**TASK INSTRUCTIONS**:
Where does the string "image" occur in the records? Copy each line that holds it.

**EXTRACTED MATERIAL**:
'''

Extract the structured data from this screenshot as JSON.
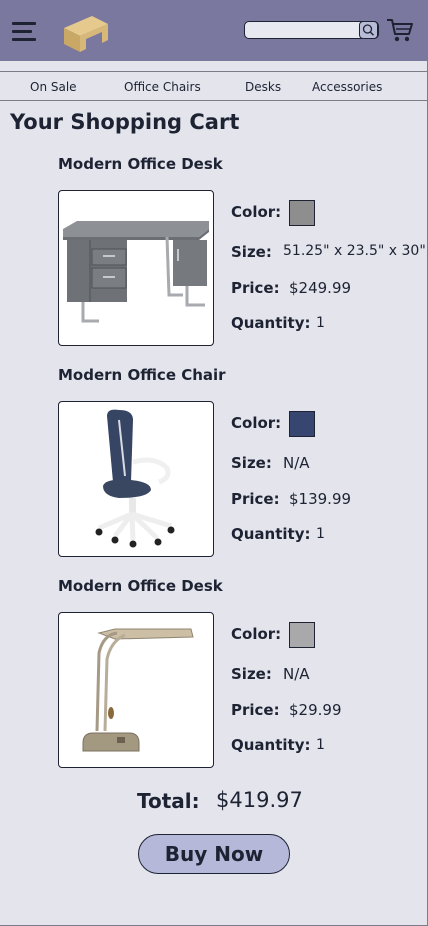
{
  "colors": {
    "header_bg": "#7b789f",
    "page_bg": "#e3e4ec",
    "button_bg": "#b5b8d8",
    "text": "#1d2333"
  },
  "header": {
    "menu_icon": "hamburger-menu-icon",
    "logo_icon": "desk-logo-icon",
    "search": {
      "placeholder": "",
      "value": "",
      "button_icon": "search-icon"
    },
    "cart_icon": "shopping-cart-icon"
  },
  "nav": {
    "items": [
      "On Sale",
      "Office Chairs",
      "Desks",
      "Accessories"
    ]
  },
  "page": {
    "title": "Your Shopping Cart"
  },
  "labels": {
    "color": "Color:",
    "size": "Size:",
    "price": "Price:",
    "quantity": "Quantity:"
  },
  "cart": {
    "items": [
      {
        "title": "Modern Office Desk",
        "image": "gray-office-desk-image",
        "color_swatch": "#8e8e8e",
        "size": "51.25\" x 23.5\" x 30\"",
        "price": "$249.99",
        "quantity": "1"
      },
      {
        "title": "Modern Office Chair",
        "image": "navy-office-chair-image",
        "color_swatch": "#364670",
        "size": "N/A",
        "price": "$139.99",
        "quantity": "1"
      },
      {
        "title": "Modern Office Desk",
        "image": "brass-desk-lamp-image",
        "color_swatch": "#a9a9ab",
        "size": "N/A",
        "price": "$29.99",
        "quantity": "1"
      }
    ]
  },
  "summary": {
    "total_label": "Total:",
    "total_value": "$419.97",
    "buy_button": "Buy Now"
  }
}
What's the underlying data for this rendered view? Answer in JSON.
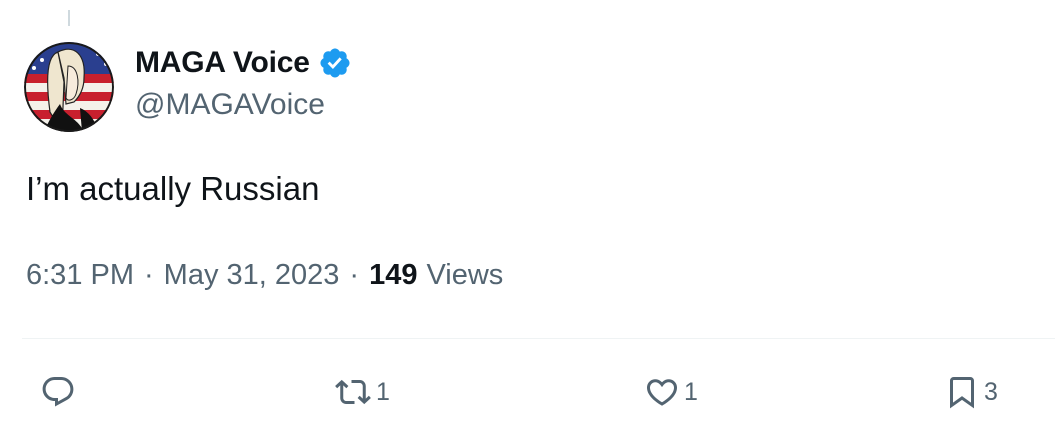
{
  "author": {
    "display_name": "MAGA Voice",
    "handle": "@MAGAVoice",
    "verified": true
  },
  "tweet": {
    "text": "I’m actually Russian"
  },
  "meta": {
    "time": "6:31 PM",
    "separator": "·",
    "date": "May 31, 2023",
    "views_count": "149",
    "views_label": "Views"
  },
  "actions": {
    "reply": {
      "icon": "reply-icon"
    },
    "retweet": {
      "icon": "retweet-icon",
      "count": "1"
    },
    "like": {
      "icon": "heart-icon",
      "count": "1"
    },
    "bookmark": {
      "icon": "bookmark-icon",
      "count": "3"
    }
  },
  "colors": {
    "text": "#0f1419",
    "secondary": "#536471",
    "verified_blue": "#1d9bf0",
    "divider": "#eff3f4"
  }
}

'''

**RESULT OF THIS EXERCISE**:
        "image": "gray-office-desk-image",
        "image": "navy-office-chair-image",
        "image": "brass-desk-lamp-image",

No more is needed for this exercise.